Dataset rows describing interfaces
⁂

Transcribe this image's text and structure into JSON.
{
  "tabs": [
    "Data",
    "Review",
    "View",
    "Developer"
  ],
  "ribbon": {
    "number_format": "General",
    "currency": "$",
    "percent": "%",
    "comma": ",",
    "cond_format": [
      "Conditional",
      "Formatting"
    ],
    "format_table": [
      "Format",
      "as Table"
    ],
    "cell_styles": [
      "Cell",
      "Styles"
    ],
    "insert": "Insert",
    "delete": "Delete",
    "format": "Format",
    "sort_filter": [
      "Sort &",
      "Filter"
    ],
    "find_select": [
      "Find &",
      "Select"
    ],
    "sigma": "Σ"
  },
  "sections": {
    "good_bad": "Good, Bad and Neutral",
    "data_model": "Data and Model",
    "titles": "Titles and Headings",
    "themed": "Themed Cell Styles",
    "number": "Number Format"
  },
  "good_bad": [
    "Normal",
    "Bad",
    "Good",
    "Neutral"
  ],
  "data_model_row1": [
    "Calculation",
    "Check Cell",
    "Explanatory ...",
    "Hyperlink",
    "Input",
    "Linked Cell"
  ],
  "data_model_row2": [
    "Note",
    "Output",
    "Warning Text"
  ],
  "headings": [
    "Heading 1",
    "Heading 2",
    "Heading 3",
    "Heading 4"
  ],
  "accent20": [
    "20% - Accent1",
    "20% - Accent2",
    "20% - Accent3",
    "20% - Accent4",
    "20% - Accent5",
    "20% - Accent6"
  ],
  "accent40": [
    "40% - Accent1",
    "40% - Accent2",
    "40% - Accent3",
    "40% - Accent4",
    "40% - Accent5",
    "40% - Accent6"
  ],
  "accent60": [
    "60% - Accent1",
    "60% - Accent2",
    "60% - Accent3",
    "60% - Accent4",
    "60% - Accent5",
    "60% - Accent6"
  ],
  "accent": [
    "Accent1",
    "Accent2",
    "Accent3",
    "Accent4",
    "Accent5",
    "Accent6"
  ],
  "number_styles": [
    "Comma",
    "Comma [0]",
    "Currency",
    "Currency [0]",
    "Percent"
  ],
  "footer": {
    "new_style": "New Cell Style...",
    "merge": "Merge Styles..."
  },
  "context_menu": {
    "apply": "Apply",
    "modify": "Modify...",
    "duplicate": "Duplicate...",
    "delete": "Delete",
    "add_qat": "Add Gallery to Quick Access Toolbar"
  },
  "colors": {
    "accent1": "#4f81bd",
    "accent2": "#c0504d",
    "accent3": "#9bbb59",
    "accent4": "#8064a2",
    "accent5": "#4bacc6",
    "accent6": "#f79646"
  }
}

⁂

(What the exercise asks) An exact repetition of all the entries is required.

(Response to the exercise)
Transcribe this image's text and structure into JSON.
{
  "tabs": [
    "Data",
    "Review",
    "View",
    "Developer"
  ],
  "ribbon": {
    "number_format": "General",
    "currency": "$",
    "percent": "%",
    "comma": ",",
    "cond_format": [
      "Conditional",
      "Formatting"
    ],
    "format_table": [
      "Format",
      "as Table"
    ],
    "cell_styles": [
      "Cell",
      "Styles"
    ],
    "insert": "Insert",
    "delete": "Delete",
    "format": "Format",
    "sort_filter": [
      "Sort &",
      "Filter"
    ],
    "find_select": [
      "Find &",
      "Select"
    ],
    "sigma": "Σ"
  },
  "sections": {
    "good_bad": "Good, Bad and Neutral",
    "data_model": "Data and Model",
    "titles": "Titles and Headings",
    "themed": "Themed Cell Styles",
    "number": "Number Format"
  },
  "good_bad": [
    "Normal",
    "Bad",
    "Good",
    "Neutral"
  ],
  "data_model_row1": [
    "Calculation",
    "Check Cell",
    "Explanatory ...",
    "Hyperlink",
    "Input",
    "Linked Cell"
  ],
  "data_model_row2": [
    "Note",
    "Output",
    "Warning Text"
  ],
  "headings": [
    "Heading 1",
    "Heading 2",
    "Heading 3",
    "Heading 4"
  ],
  "accent20": [
    "20% - Accent1",
    "20% - Accent2",
    "20% - Accent3",
    "20% - Accent4",
    "20% - Accent5",
    "20% - Accent6"
  ],
  "accent40": [
    "40% - Accent1",
    "40% - Accent2",
    "40% - Accent3",
    "40% - Accent4",
    "40% - Accent5",
    "40% - Accent6"
  ],
  "accent60": [
    "60% - Accent1",
    "60% - Accent2",
    "60% - Accent3",
    "60% - Accent4",
    "60% - Accent5",
    "60% - Accent6"
  ],
  "accent": [
    "Accent1",
    "Accent2",
    "Accent3",
    "Accent4",
    "Accent5",
    "Accent6"
  ],
  "number_styles": [
    "Comma",
    "Comma [0]",
    "Currency",
    "Currency [0]",
    "Percent"
  ],
  "footer": {
    "new_style": "New Cell Style...",
    "merge": "Merge Styles..."
  },
  "context_menu": {
    "apply": "Apply",
    "modify": "Modify...",
    "duplicate": "Duplicate...",
    "delete": "Delete",
    "add_qat": "Add Gallery to Quick Access Toolbar"
  },
  "colors": {
    "accent1": "#4f81bd",
    "accent2": "#c0504d",
    "accent3": "#9bbb59",
    "accent4": "#8064a2",
    "accent5": "#4bacc6",
    "accent6": "#f79646"
  }
}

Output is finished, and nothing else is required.